Another dismal trip down the track and he’s detached. Not from the race -he’s cheering on others- but from his own results. For my part I’m experiencing a disorienting mix of pride and regret. I’m sure we shared the anticipation. Entering the match our mood was respectable. I was confident our work was worthy of that. It must have let him down a little. Were that the case, he hadn’t let on. My analytical mind reeled, but my conscience recognized His demeanor was paramount. Still, I was mystified. What gnawed most (we had not expected to win) was that I had no earthly explanation for this dud. On paper it was adequate.
Just then the car won a heat. He was happy. He addressed me for the first time since it started. Outwardly I returned his enthusiasm, but the twist only compounded my confusion. I lost my composure. Aloud I answered a look, “I don’t know why!”

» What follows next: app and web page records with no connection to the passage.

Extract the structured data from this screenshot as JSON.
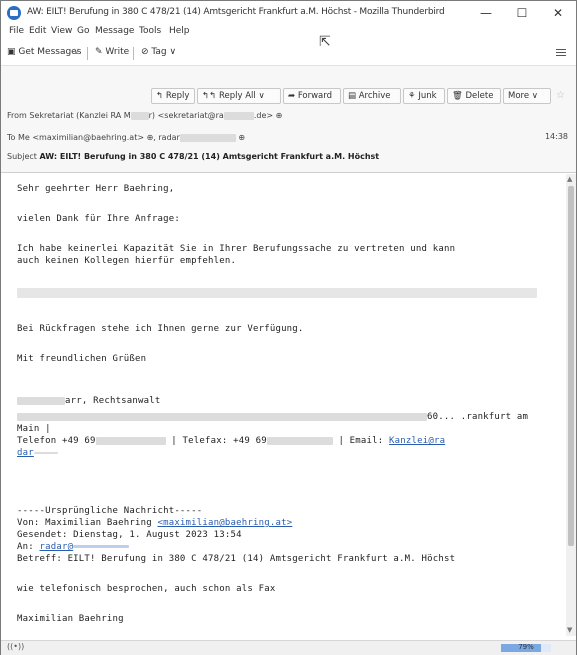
{
  "window": {
    "title": "AW: EILT! Berufung in 380 C 478/21 (14) Amtsgericht Frankfurt a.M. Höchst - Mozilla Thunderbird",
    "minimize": "—",
    "maximize": "☐",
    "close": "✕"
  },
  "menu": [
    "File",
    "Edit",
    "View",
    "Go",
    "Message",
    "Tools",
    "Help"
  ],
  "toolbar": {
    "get_messages": "Get Messages",
    "write": "Write",
    "tag": "Tag"
  },
  "actions": {
    "reply": "Reply",
    "reply_all": "Reply All",
    "forward": "Forward",
    "archive": "Archive",
    "junk": "Junk",
    "delete": "Delete",
    "more": "More"
  },
  "header": {
    "from_label": "From",
    "from_name_a": "Sekretariat (Kanzlei RA M",
    "from_name_b": "r) <sekretariat@ra",
    "from_name_c": ".de>",
    "to_label": "To",
    "to_value_a": "Me <maximilian@baehring.at>",
    "to_value_b": ", radar",
    "time": "14:38",
    "subject_label": "Subject",
    "subject": "AW: EILT! Berufung in 380 C 478/21 (14) Amtsgericht Frankfurt a.M. Höchst"
  },
  "body": {
    "greeting": "Sehr geehrter Herr Baehring,",
    "thanks": "vielen Dank für Ihre Anfrage:",
    "para1_l1": "Ich habe keinerlei Kapazität Sie in Ihrer Berufungssache zu vertreten und kann",
    "para1_l2": "auch keinen Kollegen hierfür empfehlen.",
    "questions": "Bei Rückfragen stehe ich Ihnen gerne zur Verfügung.",
    "closing": "Mit freundlichen Grüßen",
    "sig_name": "arr, Rechtsanwalt",
    "sig_city": "60... .rankfurt am",
    "sig_main": "Main |",
    "sig_tel": "Telefon +49 69",
    "sig_fax": "| Telefax: +49 69",
    "sig_email_label": "| Email:",
    "sig_email": "Kanzlei@ra",
    "sig_email_cont": "dar",
    "orig_header": "-----Ursprüngliche Nachricht-----",
    "orig_from_label": "Von: Maximilian Baehring",
    "orig_from_link": "<maximilian@baehring.at>",
    "orig_sent": "Gesendet: Dienstag, 1. August 2023 13:54",
    "orig_to_label": "An:",
    "orig_to_link": "radar@",
    "orig_subject": "Betreff: EILT! Berufung in 380 C 478/21 (14) Amtsgericht Frankfurt a.M. Höchst",
    "orig_text": "wie telefonisch besprochen, auch schon als Fax",
    "orig_sig": "Maximilian Baehring"
  },
  "status": {
    "icon": "((•))",
    "progress": 0.79,
    "progress_label": "79%"
  }
}
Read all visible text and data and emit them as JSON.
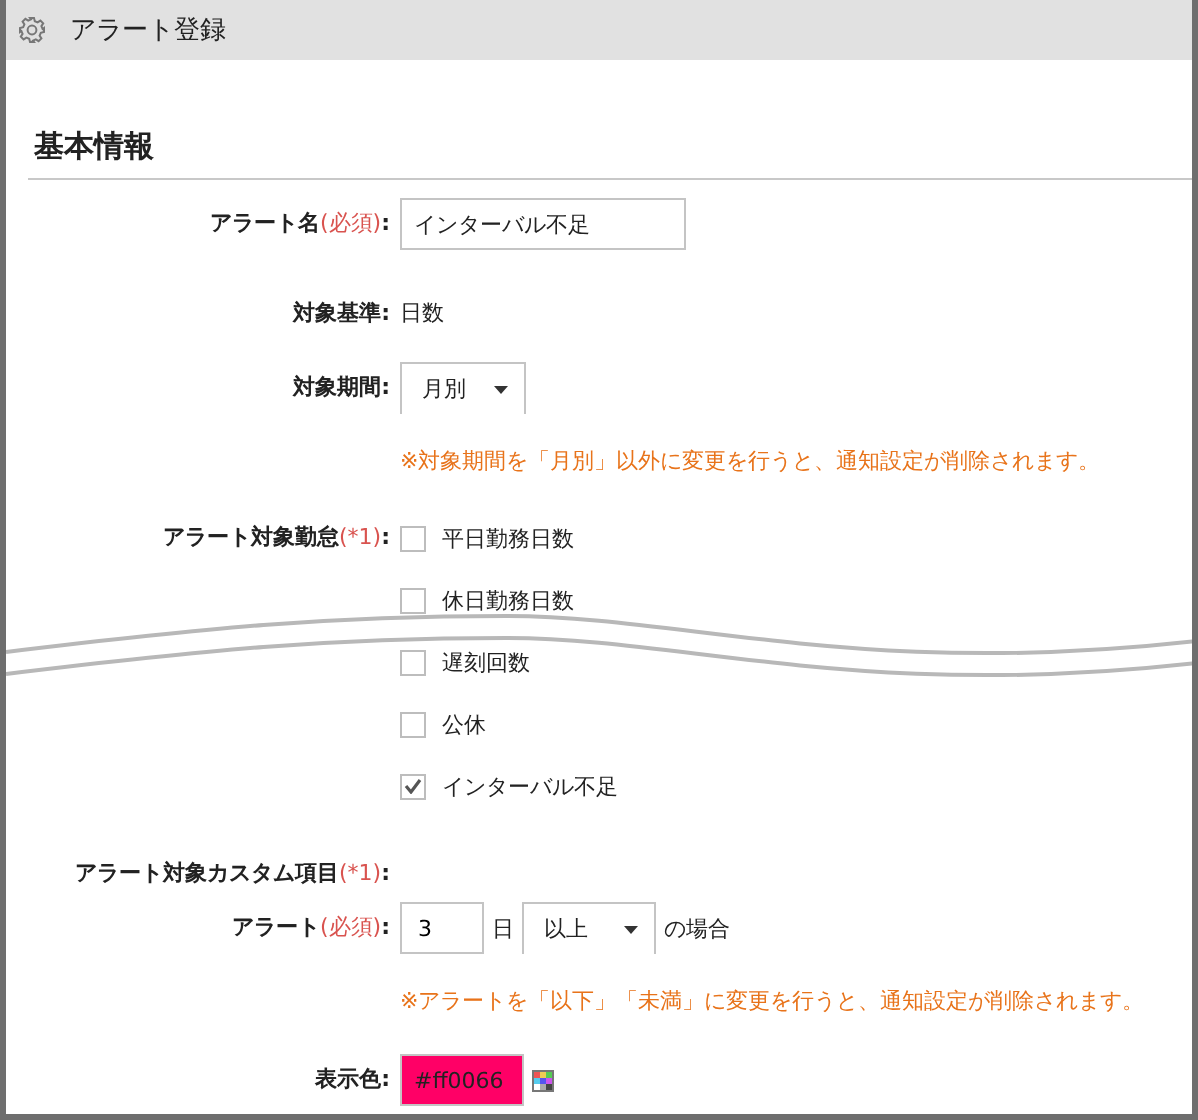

Two more heats turned in tremendous times (for our field). The first he celebrated, the second he ignored entirely in favor of a ball. The elegant and abstract measures of success seemed attainable again. In fact, while he certainly wouldn’t be handed any hardware, the results could hardly have been better.